■ **Exercise**: Take every record and write it out again exactly, with no images included.

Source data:
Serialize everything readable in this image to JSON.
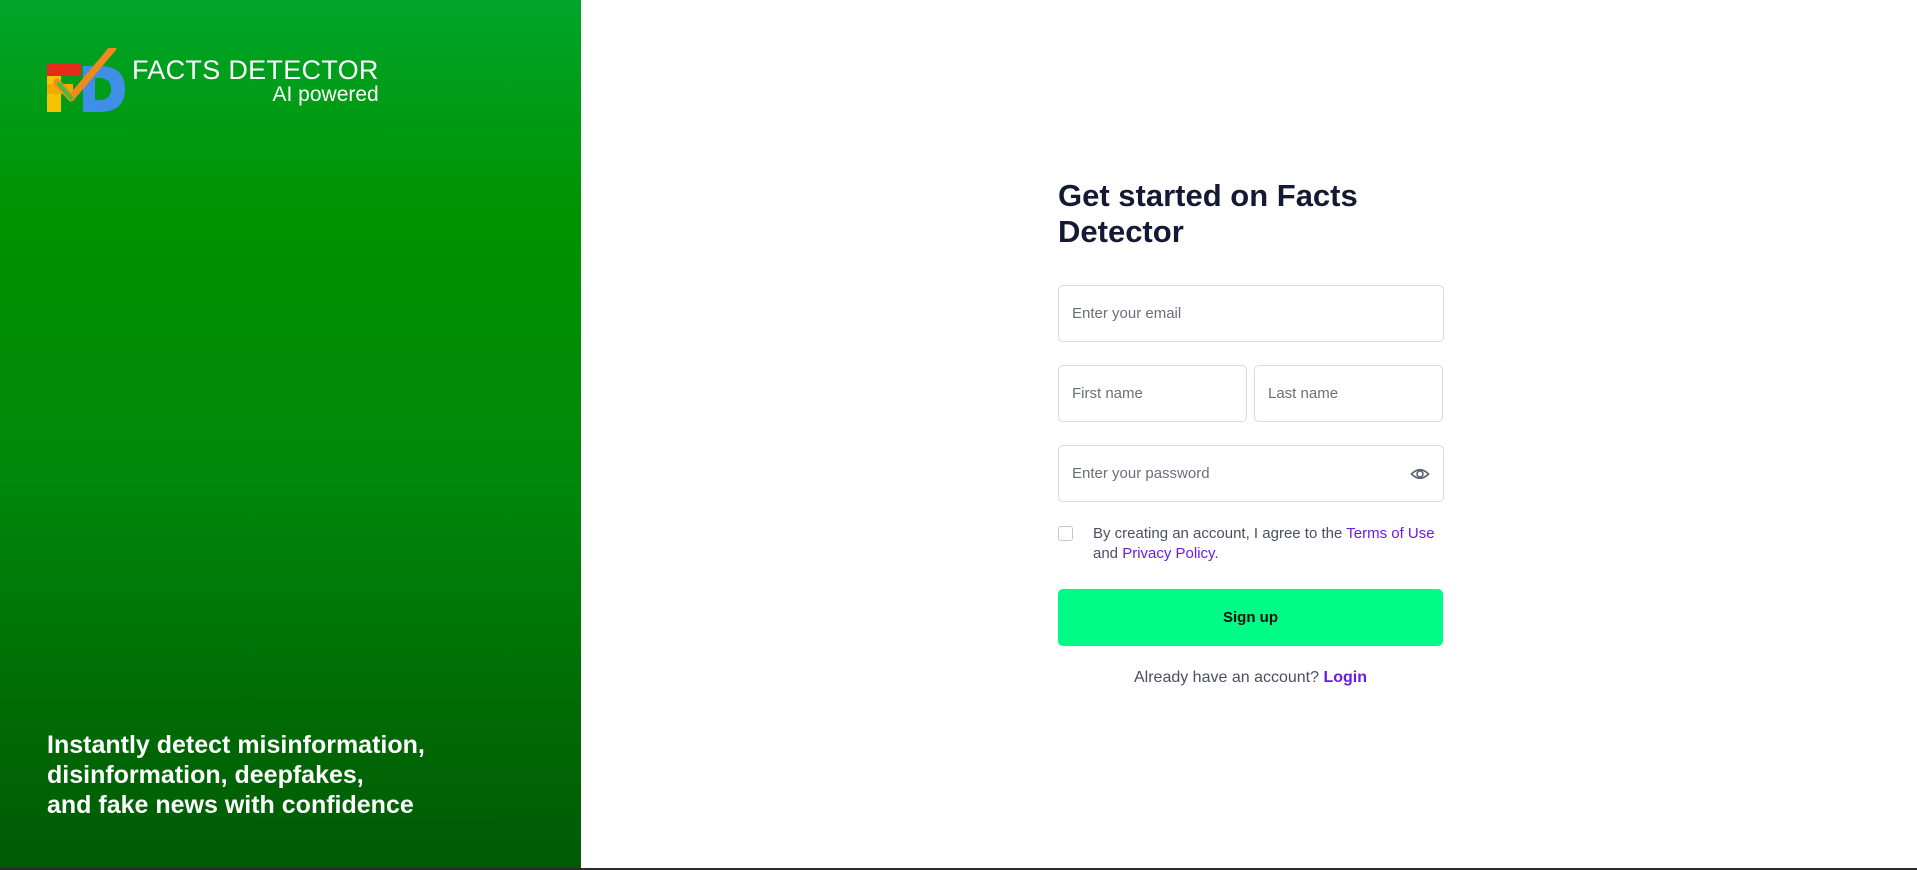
{
  "brand": {
    "title": "FACTS DETECTOR",
    "subtitle": "AI powered",
    "logo_icon": "fd-checkmark-logo",
    "primary_color": "#00a52a"
  },
  "tagline": {
    "line1": "Instantly detect misinformation,",
    "line2": "disinformation, deepfakes,",
    "line3": "and fake news with confidence"
  },
  "form": {
    "title": "Get started on Facts Detector",
    "email_placeholder": "Enter your email",
    "first_name_placeholder": "First name",
    "last_name_placeholder": "Last name",
    "password_placeholder": "Enter your password",
    "password_toggle_icon": "eye-icon",
    "terms_prefix": "By creating an account, I agree to the ",
    "terms_link": "Terms of Use",
    "terms_middle": " and ",
    "privacy_link": "Privacy Policy",
    "terms_suffix": ".",
    "terms_checked": false,
    "submit_label": "Sign up",
    "submit_color": "#00fb87",
    "login_prompt": "Already have an account? ",
    "login_link": "Login",
    "link_color": "#6a1be8"
  }
}
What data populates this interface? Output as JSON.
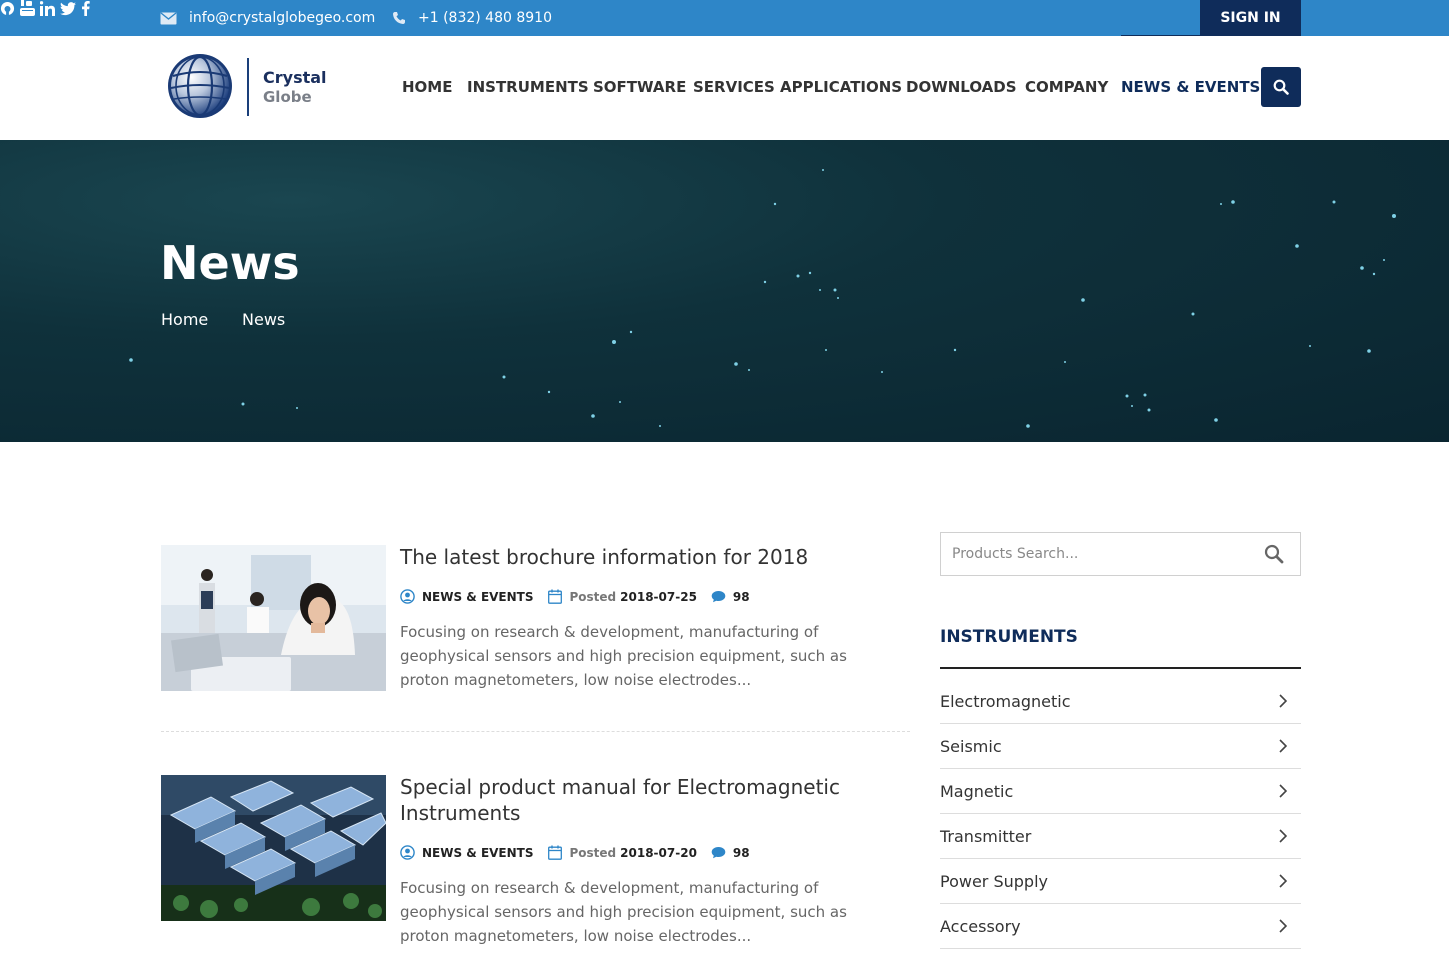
{
  "topbar": {
    "email": "info@crystalglobegeo.com",
    "phone": "+1 (832) 480 8910",
    "social_icons": [
      "github-icon",
      "youtube-icon",
      "linkedin-icon",
      "twitter-icon",
      "facebook-icon"
    ],
    "signin_label": "SIGN IN"
  },
  "brand": {
    "name_line1": "Crystal",
    "name_line2": "Globe"
  },
  "nav": {
    "items": [
      {
        "label": "HOME"
      },
      {
        "label": "INSTRUMENTS"
      },
      {
        "label": "SOFTWARE"
      },
      {
        "label": "SERVICES"
      },
      {
        "label": "APPLICATIONS"
      },
      {
        "label": "DOWNLOADS"
      },
      {
        "label": "COMPANY"
      },
      {
        "label": "NEWS & EVENTS"
      }
    ],
    "active": "NEWS & EVENTS"
  },
  "hero": {
    "title": "News",
    "breadcrumb": [
      "Home",
      "News"
    ]
  },
  "posts": [
    {
      "title": "The latest brochure information for 2018",
      "category": "NEWS & EVENTS",
      "posted_label": "Posted",
      "date": "2018-07-25",
      "comments": "98",
      "excerpt": "Focusing on research & development, manufacturing of geophysical sensors and high precision equipment, such as proton magnetometers, low noise electrodes..."
    },
    {
      "title": "Special product manual for Electromagnetic Instruments",
      "category": "NEWS & EVENTS",
      "posted_label": "Posted",
      "date": "2018-07-20",
      "comments": "98",
      "excerpt": "Focusing on research & development, manufacturing of geophysical sensors and high precision equipment, such as proton magnetometers, low noise electrodes..."
    }
  ],
  "sidebar": {
    "search_placeholder": "Products Search...",
    "heading": "INSTRUMENTS",
    "categories": [
      {
        "label": "Electromagnetic"
      },
      {
        "label": "Seismic"
      },
      {
        "label": "Magnetic"
      },
      {
        "label": "Transmitter"
      },
      {
        "label": "Power Supply"
      },
      {
        "label": "Accessory"
      }
    ]
  },
  "colors": {
    "topbar": "#2e86c8",
    "navy": "#0f2c5a",
    "hero": "#0f313b"
  }
}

■ **Exercise solution**:
Serialize everything readable in this image to JSON.
{
  "brand": {
    "title": "FACTS DETECTOR",
    "subtitle": "AI powered",
    "logo_icon": "fd-checkmark-logo",
    "primary_color": "#00a52a"
  },
  "tagline": {
    "line1": "Instantly detect misinformation,",
    "line2": "disinformation, deepfakes,",
    "line3": "and fake news with confidence"
  },
  "form": {
    "title": "Get started on Facts Detector",
    "email_placeholder": "Enter your email",
    "first_name_placeholder": "First name",
    "last_name_placeholder": "Last name",
    "password_placeholder": "Enter your password",
    "password_toggle_icon": "eye-icon",
    "terms_prefix": "By creating an account, I agree to the ",
    "terms_link": "Terms of Use",
    "terms_middle": " and ",
    "privacy_link": "Privacy Policy",
    "terms_suffix": ".",
    "terms_checked": false,
    "submit_label": "Sign up",
    "submit_color": "#00fb87",
    "login_prompt": "Already have an account? ",
    "login_link": "Login",
    "link_color": "#6a1be8"
  }
}
What data populates this interface? Output as JSON.
{
  "topbar": {
    "email": "info@crystalglobegeo.com",
    "phone": "+1 (832) 480 8910",
    "social_icons": [
      "github-icon",
      "youtube-icon",
      "linkedin-icon",
      "twitter-icon",
      "facebook-icon"
    ],
    "signin_label": "SIGN IN"
  },
  "brand": {
    "name_line1": "Crystal",
    "name_line2": "Globe"
  },
  "nav": {
    "items": [
      {
        "label": "HOME"
      },
      {
        "label": "INSTRUMENTS"
      },
      {
        "label": "SOFTWARE"
      },
      {
        "label": "SERVICES"
      },
      {
        "label": "APPLICATIONS"
      },
      {
        "label": "DOWNLOADS"
      },
      {
        "label": "COMPANY"
      },
      {
        "label": "NEWS & EVENTS"
      }
    ],
    "active": "NEWS & EVENTS"
  },
  "hero": {
    "title": "News",
    "breadcrumb": [
      "Home",
      "News"
    ]
  },
  "posts": [
    {
      "title": "The latest brochure information for 2018",
      "category": "NEWS & EVENTS",
      "posted_label": "Posted",
      "date": "2018-07-25",
      "comments": "98",
      "excerpt": "Focusing on research & development, manufacturing of geophysical sensors and high precision equipment, such as proton magnetometers, low noise electrodes..."
    },
    {
      "title": "Special product manual for Electromagnetic Instruments",
      "category": "NEWS & EVENTS",
      "posted_label": "Posted",
      "date": "2018-07-20",
      "comments": "98",
      "excerpt": "Focusing on research & development, manufacturing of geophysical sensors and high precision equipment, such as proton magnetometers, low noise electrodes..."
    }
  ],
  "sidebar": {
    "search_placeholder": "Products Search...",
    "heading": "INSTRUMENTS",
    "categories": [
      {
        "label": "Electromagnetic"
      },
      {
        "label": "Seismic"
      },
      {
        "label": "Magnetic"
      },
      {
        "label": "Transmitter"
      },
      {
        "label": "Power Supply"
      },
      {
        "label": "Accessory"
      }
    ]
  },
  "colors": {
    "topbar": "#2e86c8",
    "navy": "#0f2c5a",
    "hero": "#0f313b"
  }
}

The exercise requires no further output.